Tuesday, March 25, 2008

3 Days Ammunition

Thats how little force it would take from a US led attack to disable the military forces of the Sudanese government, predicts Mark Helprin, a conservative commentator, in an op-ed piece in the New York Times. But that would be a worst case scenario, where we park a couple aircraft carriers off the coast of Sudan in the Red Sea, and the Sudanese government actually refuses to meet international demands to lay down its arms, cease its support of the janjaweed militias, and allow UN peacekeeping forces into areas controlled by government military forces where dire humanitarian conditions persist. The most likely scenario is that just the threat of complete military annihilation and subsequent replacement of leadership with democratically elected officials would be enough to convince the Sudanese that complying with peacekeeping forces is in their best interest.

I am not a pacifist, but the use of military force for anything less than the most dire of circumstances has always struck me as irresponsible, such as the current US occupation of Iraq. But the conflict in Darfur is serious enough, so many innocent peoples lives have been lost and are still in jeopardy, that to stand idly by and do nothing is morally reprehensible.
If the current leadership in The United States is unable to measure the gravity of the situation in Darfur and react appropriately, they need either immediate attitude adjustment or replacement - no different than their counterparts in the Sudan.

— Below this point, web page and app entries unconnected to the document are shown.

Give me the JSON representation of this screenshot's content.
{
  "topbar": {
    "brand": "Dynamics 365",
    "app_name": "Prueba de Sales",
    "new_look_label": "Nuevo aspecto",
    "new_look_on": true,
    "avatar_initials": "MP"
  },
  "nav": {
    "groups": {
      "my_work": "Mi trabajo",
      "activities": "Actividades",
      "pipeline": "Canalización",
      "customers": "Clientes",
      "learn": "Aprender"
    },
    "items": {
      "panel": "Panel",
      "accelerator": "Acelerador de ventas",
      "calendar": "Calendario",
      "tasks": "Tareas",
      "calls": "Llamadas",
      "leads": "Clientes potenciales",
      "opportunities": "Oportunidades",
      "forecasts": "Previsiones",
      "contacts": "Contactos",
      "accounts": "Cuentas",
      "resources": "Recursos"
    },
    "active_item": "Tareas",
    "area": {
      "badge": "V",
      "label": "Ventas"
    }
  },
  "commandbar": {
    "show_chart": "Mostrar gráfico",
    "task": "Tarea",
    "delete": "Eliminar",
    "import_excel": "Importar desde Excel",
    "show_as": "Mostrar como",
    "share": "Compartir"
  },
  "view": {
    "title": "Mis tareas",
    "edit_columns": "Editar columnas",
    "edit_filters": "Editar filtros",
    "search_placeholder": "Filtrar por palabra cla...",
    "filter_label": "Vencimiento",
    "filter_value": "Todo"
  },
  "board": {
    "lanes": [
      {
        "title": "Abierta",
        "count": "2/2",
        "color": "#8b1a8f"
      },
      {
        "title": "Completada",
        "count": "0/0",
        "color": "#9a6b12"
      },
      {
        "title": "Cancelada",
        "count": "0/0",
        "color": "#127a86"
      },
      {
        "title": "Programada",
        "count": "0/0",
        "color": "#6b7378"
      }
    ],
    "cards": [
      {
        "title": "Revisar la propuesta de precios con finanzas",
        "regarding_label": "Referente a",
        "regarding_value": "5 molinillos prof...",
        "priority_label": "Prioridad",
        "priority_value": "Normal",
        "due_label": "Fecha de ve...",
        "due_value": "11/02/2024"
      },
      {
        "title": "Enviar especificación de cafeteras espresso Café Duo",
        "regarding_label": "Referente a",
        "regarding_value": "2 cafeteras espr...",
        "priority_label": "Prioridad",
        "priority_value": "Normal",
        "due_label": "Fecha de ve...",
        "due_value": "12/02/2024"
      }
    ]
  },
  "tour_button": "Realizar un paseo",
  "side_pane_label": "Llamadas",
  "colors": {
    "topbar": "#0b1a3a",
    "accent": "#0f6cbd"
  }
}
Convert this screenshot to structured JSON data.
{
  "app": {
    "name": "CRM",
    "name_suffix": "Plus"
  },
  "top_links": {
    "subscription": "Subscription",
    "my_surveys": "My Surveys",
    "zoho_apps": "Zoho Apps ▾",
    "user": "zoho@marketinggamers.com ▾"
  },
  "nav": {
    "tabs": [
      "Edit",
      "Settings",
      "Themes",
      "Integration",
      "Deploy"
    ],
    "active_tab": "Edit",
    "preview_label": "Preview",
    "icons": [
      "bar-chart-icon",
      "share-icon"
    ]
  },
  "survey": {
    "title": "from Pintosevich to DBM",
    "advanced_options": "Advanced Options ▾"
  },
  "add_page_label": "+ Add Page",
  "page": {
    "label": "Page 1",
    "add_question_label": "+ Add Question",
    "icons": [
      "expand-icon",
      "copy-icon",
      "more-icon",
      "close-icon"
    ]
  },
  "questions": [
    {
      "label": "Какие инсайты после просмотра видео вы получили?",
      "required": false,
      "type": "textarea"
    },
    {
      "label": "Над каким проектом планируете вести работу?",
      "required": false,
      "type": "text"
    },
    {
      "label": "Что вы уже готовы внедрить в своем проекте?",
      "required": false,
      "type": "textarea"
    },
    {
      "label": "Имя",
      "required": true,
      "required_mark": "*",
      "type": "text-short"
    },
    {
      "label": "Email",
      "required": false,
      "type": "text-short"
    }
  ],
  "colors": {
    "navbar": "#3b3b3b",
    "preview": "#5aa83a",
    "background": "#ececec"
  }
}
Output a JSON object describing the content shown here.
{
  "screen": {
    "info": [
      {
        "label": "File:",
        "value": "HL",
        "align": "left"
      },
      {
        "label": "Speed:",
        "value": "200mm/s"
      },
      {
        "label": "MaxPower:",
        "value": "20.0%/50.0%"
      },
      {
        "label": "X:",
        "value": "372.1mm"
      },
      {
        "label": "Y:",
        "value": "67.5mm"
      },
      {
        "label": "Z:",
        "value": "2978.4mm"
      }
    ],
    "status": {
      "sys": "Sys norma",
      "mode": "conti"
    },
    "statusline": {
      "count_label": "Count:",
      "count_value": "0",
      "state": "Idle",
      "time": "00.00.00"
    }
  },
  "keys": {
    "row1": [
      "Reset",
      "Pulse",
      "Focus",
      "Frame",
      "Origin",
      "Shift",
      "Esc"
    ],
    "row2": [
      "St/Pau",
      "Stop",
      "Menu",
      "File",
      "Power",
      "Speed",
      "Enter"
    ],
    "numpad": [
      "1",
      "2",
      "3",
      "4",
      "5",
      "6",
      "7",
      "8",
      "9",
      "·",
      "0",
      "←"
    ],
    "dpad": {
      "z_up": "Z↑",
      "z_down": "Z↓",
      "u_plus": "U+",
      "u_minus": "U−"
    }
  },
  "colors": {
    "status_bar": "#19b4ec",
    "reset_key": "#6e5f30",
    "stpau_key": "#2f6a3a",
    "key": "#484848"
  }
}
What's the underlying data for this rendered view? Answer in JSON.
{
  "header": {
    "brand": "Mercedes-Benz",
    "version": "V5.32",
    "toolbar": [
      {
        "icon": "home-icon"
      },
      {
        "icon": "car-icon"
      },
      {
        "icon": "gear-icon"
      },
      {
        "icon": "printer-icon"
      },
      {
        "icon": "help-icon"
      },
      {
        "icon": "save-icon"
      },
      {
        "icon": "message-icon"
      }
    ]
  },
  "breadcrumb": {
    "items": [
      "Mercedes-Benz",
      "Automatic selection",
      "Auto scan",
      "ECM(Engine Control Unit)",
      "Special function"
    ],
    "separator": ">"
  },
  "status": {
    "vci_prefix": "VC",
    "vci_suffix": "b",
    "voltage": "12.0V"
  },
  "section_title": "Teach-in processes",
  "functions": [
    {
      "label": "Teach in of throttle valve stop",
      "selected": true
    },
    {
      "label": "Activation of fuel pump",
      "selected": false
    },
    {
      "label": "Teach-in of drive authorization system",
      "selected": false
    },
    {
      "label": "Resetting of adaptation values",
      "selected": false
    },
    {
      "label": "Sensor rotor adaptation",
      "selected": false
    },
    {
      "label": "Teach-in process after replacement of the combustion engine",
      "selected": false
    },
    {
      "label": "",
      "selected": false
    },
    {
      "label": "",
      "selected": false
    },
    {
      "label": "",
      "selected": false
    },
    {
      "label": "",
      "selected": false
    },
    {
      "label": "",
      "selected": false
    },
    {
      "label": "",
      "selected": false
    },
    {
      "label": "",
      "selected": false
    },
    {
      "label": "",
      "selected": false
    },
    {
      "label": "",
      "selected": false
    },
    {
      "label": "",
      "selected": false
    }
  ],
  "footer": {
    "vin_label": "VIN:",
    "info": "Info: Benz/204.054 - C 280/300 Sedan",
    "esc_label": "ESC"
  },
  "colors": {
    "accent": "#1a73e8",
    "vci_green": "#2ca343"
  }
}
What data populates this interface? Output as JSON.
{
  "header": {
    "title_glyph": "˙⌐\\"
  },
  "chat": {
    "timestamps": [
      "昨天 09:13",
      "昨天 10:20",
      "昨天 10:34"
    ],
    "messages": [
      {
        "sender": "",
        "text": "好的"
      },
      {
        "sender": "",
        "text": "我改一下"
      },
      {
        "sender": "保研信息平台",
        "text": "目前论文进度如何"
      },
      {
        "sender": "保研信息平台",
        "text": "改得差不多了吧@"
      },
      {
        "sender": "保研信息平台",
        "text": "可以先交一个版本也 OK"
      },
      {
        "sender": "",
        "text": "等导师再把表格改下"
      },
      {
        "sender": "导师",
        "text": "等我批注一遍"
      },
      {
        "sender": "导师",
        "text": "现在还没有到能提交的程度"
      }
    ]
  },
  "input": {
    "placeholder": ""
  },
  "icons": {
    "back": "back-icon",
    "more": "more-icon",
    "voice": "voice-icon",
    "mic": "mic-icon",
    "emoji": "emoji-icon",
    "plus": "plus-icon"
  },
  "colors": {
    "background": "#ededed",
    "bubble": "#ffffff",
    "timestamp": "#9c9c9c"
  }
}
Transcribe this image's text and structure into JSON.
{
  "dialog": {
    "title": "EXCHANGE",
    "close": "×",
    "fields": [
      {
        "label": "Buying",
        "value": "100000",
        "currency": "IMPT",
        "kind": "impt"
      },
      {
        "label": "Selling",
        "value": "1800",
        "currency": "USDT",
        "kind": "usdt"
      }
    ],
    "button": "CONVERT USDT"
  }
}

md galaxy said...

1 vote for replacement.

David Lamm said...

Um that sounds very similar to what they said about Iraq, and they called our bluff. Remember 98% of casualties in Iraq have come after we declared "major combat over".

It might take three days of ammunition to destroy their traditional military, but how long will it take for their forces to switch to guerrilla tactics? Surely they have stashes of ammunition that can easily be turned into ieds. How long will it take to secure and rebuild the infrastructure/government? How many boots are needed to maintain security during that time period? How many translators do we even have available?

Is total military destruction a good way to achieve these goals? I personally don't think so. It is just a way to make people feel like they are doing something to solve the problem.

I have to believe that there are more effective solutions through diplomacy and limited military intervention.

Chris P said...

Dave, we werent bluffing with Iraq, and we should not be bluffing with the Sudan. This is a threat that can be backed up. Its to disable specific military capabilites they have which are preventing the peacekeeping forces from entering certain areas.

I think if you had relatives living in these regions, and you saw what the conditions there were like, you would be much more willing to condone military action.

Of course it would be more complicated than 3 days and out. Of course. But my point is that the use of force against the Sudan IS justified, unlike the current war in Iraq.